[Extracted data entries]

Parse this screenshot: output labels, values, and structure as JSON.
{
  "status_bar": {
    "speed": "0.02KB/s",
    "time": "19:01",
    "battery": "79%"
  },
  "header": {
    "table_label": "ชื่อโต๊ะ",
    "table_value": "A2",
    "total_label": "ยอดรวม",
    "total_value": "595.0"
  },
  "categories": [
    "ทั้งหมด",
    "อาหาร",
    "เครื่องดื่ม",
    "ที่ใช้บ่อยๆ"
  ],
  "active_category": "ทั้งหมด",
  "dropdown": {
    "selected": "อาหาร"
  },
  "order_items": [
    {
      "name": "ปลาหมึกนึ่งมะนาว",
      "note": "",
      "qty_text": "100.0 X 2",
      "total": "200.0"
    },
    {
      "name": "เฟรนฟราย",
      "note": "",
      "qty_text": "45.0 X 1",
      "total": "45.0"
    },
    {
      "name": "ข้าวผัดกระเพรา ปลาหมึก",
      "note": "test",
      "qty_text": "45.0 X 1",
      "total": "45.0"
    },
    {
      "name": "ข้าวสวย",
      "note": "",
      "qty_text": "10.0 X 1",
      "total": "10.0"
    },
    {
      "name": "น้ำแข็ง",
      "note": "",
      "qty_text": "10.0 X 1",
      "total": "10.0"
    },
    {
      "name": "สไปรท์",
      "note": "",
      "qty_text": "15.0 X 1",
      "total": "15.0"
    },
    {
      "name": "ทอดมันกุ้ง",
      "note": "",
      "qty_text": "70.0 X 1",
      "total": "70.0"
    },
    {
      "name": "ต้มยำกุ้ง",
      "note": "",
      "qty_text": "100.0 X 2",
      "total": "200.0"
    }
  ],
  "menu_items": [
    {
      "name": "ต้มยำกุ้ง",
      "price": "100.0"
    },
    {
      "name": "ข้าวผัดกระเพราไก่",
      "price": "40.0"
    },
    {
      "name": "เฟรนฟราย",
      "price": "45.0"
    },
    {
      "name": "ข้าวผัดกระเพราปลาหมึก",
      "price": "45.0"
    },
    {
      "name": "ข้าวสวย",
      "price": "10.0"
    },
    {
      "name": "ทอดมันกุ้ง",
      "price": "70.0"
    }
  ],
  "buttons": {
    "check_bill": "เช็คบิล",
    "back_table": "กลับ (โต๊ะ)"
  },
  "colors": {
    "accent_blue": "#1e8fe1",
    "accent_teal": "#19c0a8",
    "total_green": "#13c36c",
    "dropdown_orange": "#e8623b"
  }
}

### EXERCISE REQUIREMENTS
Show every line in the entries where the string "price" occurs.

### EXERCISE RESPONSE
      "price": "100.0"
      "price": "40.0"
      "price": "45.0"
      "price": "45.0"
      "price": "10.0"
      "price": "70.0"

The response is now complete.